The cemetery, with its many decrepit colonial era tombs covered with layers of fallen leaves, mosses and wild flowers, teemed with a silent consciousness. Fragments of a long-lost Ooty stay trapped here, in the collective memory of all who lay here. A Major General William Pitt Macdonald, Madras Staff Corps, sat stone-faced at a lonely corner of his grave. It was the 12th of March, 1867 when he had passed away – says his epitaph. His face, with its innumerable lines and wrinkles, had witnessed the rolling of decades with the deepest impassivity. A Victor David “Sunbeam” strolled past us, hand in hand with Violet. They had died as recently as 2007 and 2011 respectively, and their distinctively unscathed black marble tombstones stood out rather as misfits amid the surrounding unkemptness. A few ill-fated Brit kids, who had succumbed to various epidemics more than a century ago, loosely gathered around us. Their eyes for sure had stories to tell. Their ears thirsted for tales of all the newness that continually unfolded in the world beyond the church and the trees – and was yet beyond their reach.
We couldn’t speak to each other. I wish we could. Their voice is too subtle for us, and ours, disturbingly loud for them. They are creatures made of thin air, and when they were more than air, they had treaded the same lanes of Ooty that we tread today. They belonged to families that founded, planned, built Ooty and served in its armies.

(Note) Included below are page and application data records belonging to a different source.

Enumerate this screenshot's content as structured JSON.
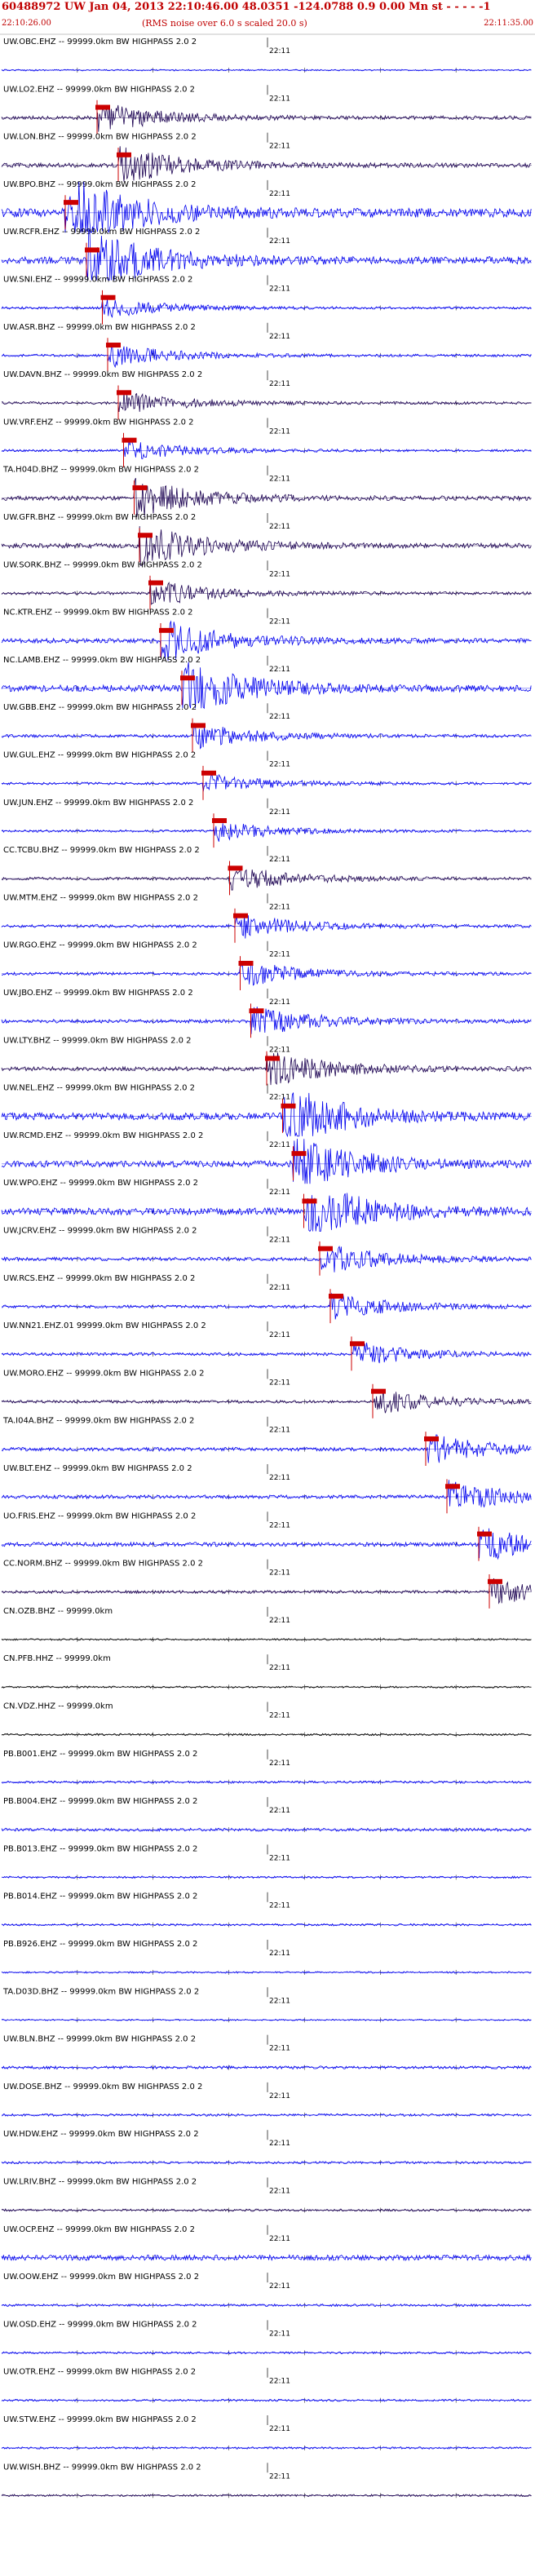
{
  "header": {
    "title": "60488972 UW Jan 04, 2013 22:10:46.00    48.0351  -124.0788  0.9 0.00  Mn st - - - -   -1",
    "subtitle": "(RMS noise over 6.0 s scaled 20.0 s)",
    "time_start": "22:10:26.00",
    "time_end": "22:11:35.00"
  },
  "tick_label": "22:11",
  "colors": {
    "trace_blue": "#0000ee",
    "trace_dark": "#1a0050",
    "trace_black": "#000000",
    "pick": "#cc0000"
  },
  "traces": [
    {
      "label": "UW.OBC.EHZ -- 99999.0km BW  HIGHPASS  2.0  2",
      "color": "blue",
      "amp": 0.5,
      "pick": null
    },
    {
      "label": "UW.LO2.EHZ -- 99999.0km BW  HIGHPASS  2.0  2",
      "color": "dark",
      "amp": 1.2,
      "pick": 0.18
    },
    {
      "label": "UW.LON.BHZ -- 99999.0km BW  HIGHPASS  2.0  2",
      "color": "dark",
      "amp": 1.5,
      "pick": 0.22
    },
    {
      "label": "UW.BPO.BHZ -- 99999.0km BW  HIGHPASS  2.0  2",
      "color": "blue",
      "amp": 3.0,
      "pick": 0.12
    },
    {
      "label": "UW.RCFR.EHZ -- 99999.0km BW  HIGHPASS  2.0  2",
      "color": "blue",
      "amp": 2.5,
      "pick": 0.16
    },
    {
      "label": "UW.SNI.EHZ -- 99999.0km BW  HIGHPASS  2.0  2",
      "color": "blue",
      "amp": 0.8,
      "pick": 0.19
    },
    {
      "label": "UW.ASR.BHZ -- 99999.0km BW  HIGHPASS  2.0  2",
      "color": "blue",
      "amp": 0.9,
      "pick": 0.2
    },
    {
      "label": "UW.DAVN.BHZ -- 99999.0km BW  HIGHPASS  2.0  2",
      "color": "dark",
      "amp": 0.9,
      "pick": 0.22
    },
    {
      "label": "UW.VRF.EHZ -- 99999.0km BW  HIGHPASS  2.0  2",
      "color": "blue",
      "amp": 0.8,
      "pick": 0.23
    },
    {
      "label": "TA.H04D.BHZ -- 99999.0km BW  HIGHPASS  2.0  2",
      "color": "dark",
      "amp": 1.5,
      "pick": 0.25
    },
    {
      "label": "UW.GFR.BHZ -- 99999.0km BW  HIGHPASS  2.0  2",
      "color": "dark",
      "amp": 1.6,
      "pick": 0.26
    },
    {
      "label": "UW.SORK.BHZ -- 99999.0km BW  HIGHPASS  2.0  2",
      "color": "dark",
      "amp": 1.0,
      "pick": 0.28
    },
    {
      "label": "NC.KTR.EHZ -- 99999.0km BW  HIGHPASS  2.0  2",
      "color": "blue",
      "amp": 1.6,
      "pick": 0.3
    },
    {
      "label": "NC.LAMB.EHZ -- 99999.0km BW  HIGHPASS  2.0  2",
      "color": "blue",
      "amp": 2.2,
      "pick": 0.34
    },
    {
      "label": "UW.GBB.EHZ -- 99999.0km BW  HIGHPASS  2.0  2",
      "color": "blue",
      "amp": 1.0,
      "pick": 0.36
    },
    {
      "label": "UW.GUL.EHZ -- 99999.0km BW  HIGHPASS  2.0  2",
      "color": "blue",
      "amp": 0.8,
      "pick": 0.38
    },
    {
      "label": "UW.JUN.EHZ -- 99999.0km BW  HIGHPASS  2.0  2",
      "color": "blue",
      "amp": 0.8,
      "pick": 0.4
    },
    {
      "label": "CC.TCBU.BHZ -- 99999.0km BW  HIGHPASS  2.0  2",
      "color": "dark",
      "amp": 1.0,
      "pick": 0.43
    },
    {
      "label": "UW.MTM.EHZ -- 99999.0km BW  HIGHPASS  2.0  2",
      "color": "blue",
      "amp": 1.0,
      "pick": 0.44
    },
    {
      "label": "UW.RGO.EHZ -- 99999.0km BW  HIGHPASS  2.0  2",
      "color": "blue",
      "amp": 1.0,
      "pick": 0.45
    },
    {
      "label": "UW.JBO.EHZ -- 99999.0km BW  HIGHPASS  2.0  2",
      "color": "blue",
      "amp": 1.2,
      "pick": 0.47
    },
    {
      "label": "UW.LTY.BHZ -- 99999.0km BW  HIGHPASS  2.0  2",
      "color": "dark",
      "amp": 1.4,
      "pick": 0.5
    },
    {
      "label": "UW.NEL.EHZ -- 99999.0km BW  HIGHPASS  2.0  2",
      "color": "blue",
      "amp": 2.4,
      "pick": 0.53
    },
    {
      "label": "UW.RCMD.EHZ -- 99999.0km BW  HIGHPASS  2.0  2",
      "color": "blue",
      "amp": 2.2,
      "pick": 0.55
    },
    {
      "label": "UW.WPO.EHZ -- 99999.0km BW  HIGHPASS  2.0  2",
      "color": "blue",
      "amp": 2.4,
      "pick": 0.57
    },
    {
      "label": "UW.JCRV.EHZ -- 99999.0km BW  HIGHPASS  2.0  2",
      "color": "blue",
      "amp": 1.2,
      "pick": 0.6
    },
    {
      "label": "UW.RCS.EHZ -- 99999.0km BW  HIGHPASS  2.0  2",
      "color": "blue",
      "amp": 1.0,
      "pick": 0.62
    },
    {
      "label": "UW.NN21.EHZ.01 99999.0km BW  HIGHPASS  2.0  2",
      "color": "blue",
      "amp": 1.0,
      "pick": 0.66
    },
    {
      "label": "UW.MORO.EHZ -- 99999.0km BW  HIGHPASS  2.0  2",
      "color": "dark",
      "amp": 1.0,
      "pick": 0.7
    },
    {
      "label": "TA.I04A.BHZ -- 99999.0km BW  HIGHPASS  2.0  2",
      "color": "blue",
      "amp": 1.2,
      "pick": 0.8
    },
    {
      "label": "UW.BLT.EHZ -- 99999.0km BW  HIGHPASS  2.0  2",
      "color": "blue",
      "amp": 1.2,
      "pick": 0.84
    },
    {
      "label": "UO.FRIS.EHZ -- 99999.0km BW  HIGHPASS  2.0  2",
      "color": "blue",
      "amp": 1.4,
      "pick": 0.9
    },
    {
      "label": "CC.NORM.BHZ -- 99999.0km BW  HIGHPASS  2.0  2",
      "color": "dark",
      "amp": 1.0,
      "pick": 0.92
    },
    {
      "label": "CN.OZB.BHZ -- 99999.0km",
      "color": "black",
      "amp": 0.6,
      "pick": null
    },
    {
      "label": "CN.PFB.HHZ -- 99999.0km",
      "color": "black",
      "amp": 0.6,
      "pick": null
    },
    {
      "label": "CN.VDZ.HHZ -- 99999.0km",
      "color": "black",
      "amp": 0.7,
      "pick": null
    },
    {
      "label": "PB.B001.EHZ -- 99999.0km BW  HIGHPASS  2.0  2",
      "color": "blue",
      "amp": 0.8,
      "pick": null
    },
    {
      "label": "PB.B004.EHZ -- 99999.0km BW  HIGHPASS  2.0  2",
      "color": "blue",
      "amp": 1.0,
      "pick": null
    },
    {
      "label": "PB.B013.EHZ -- 99999.0km BW  HIGHPASS  2.0  2",
      "color": "blue",
      "amp": 0.7,
      "pick": null
    },
    {
      "label": "PB.B014.EHZ -- 99999.0km BW  HIGHPASS  2.0  2",
      "color": "blue",
      "amp": 0.7,
      "pick": null
    },
    {
      "label": "PB.B926.EHZ -- 99999.0km BW  HIGHPASS  2.0  2",
      "color": "blue",
      "amp": 0.6,
      "pick": null
    },
    {
      "label": "TA.D03D.BHZ -- 99999.0km BW  HIGHPASS  2.0  2",
      "color": "blue",
      "amp": 0.5,
      "pick": null
    },
    {
      "label": "UW.BLN.BHZ -- 99999.0km BW  HIGHPASS  2.0  2",
      "color": "blue",
      "amp": 1.0,
      "pick": null
    },
    {
      "label": "UW.DOSE.BHZ -- 99999.0km BW  HIGHPASS  2.0  2",
      "color": "blue",
      "amp": 0.8,
      "pick": null
    },
    {
      "label": "UW.HDW.EHZ -- 99999.0km BW  HIGHPASS  2.0  2",
      "color": "blue",
      "amp": 0.8,
      "pick": null
    },
    {
      "label": "UW.LRIV.BHZ -- 99999.0km BW  HIGHPASS  2.0  2",
      "color": "dark",
      "amp": 0.8,
      "pick": null
    },
    {
      "label": "UW.OCP.EHZ -- 99999.0km BW  HIGHPASS  2.0  2",
      "color": "blue",
      "amp": 1.8,
      "pick": null
    },
    {
      "label": "UW.OOW.EHZ -- 99999.0km BW  HIGHPASS  2.0  2",
      "color": "blue",
      "amp": 0.8,
      "pick": null
    },
    {
      "label": "UW.OSD.EHZ -- 99999.0km BW  HIGHPASS  2.0  2",
      "color": "blue",
      "amp": 0.7,
      "pick": null
    },
    {
      "label": "UW.OTR.EHZ -- 99999.0km BW  HIGHPASS  2.0  2",
      "color": "blue",
      "amp": 0.7,
      "pick": null
    },
    {
      "label": "UW.STW.EHZ -- 99999.0km BW  HIGHPASS  2.0  2",
      "color": "blue",
      "amp": 0.7,
      "pick": null
    },
    {
      "label": "UW.WISH.BHZ -- 99999.0km BW  HIGHPASS  2.0  2",
      "color": "dark",
      "amp": 0.7,
      "pick": null
    }
  ]
}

That afternoon, we started back for Bangalore, thus concluding my third trip to Ooty. The ethereal morning spent at St. Stephen’s, of course, is destined to remain etched in my memory as a precious takeaway for years to come.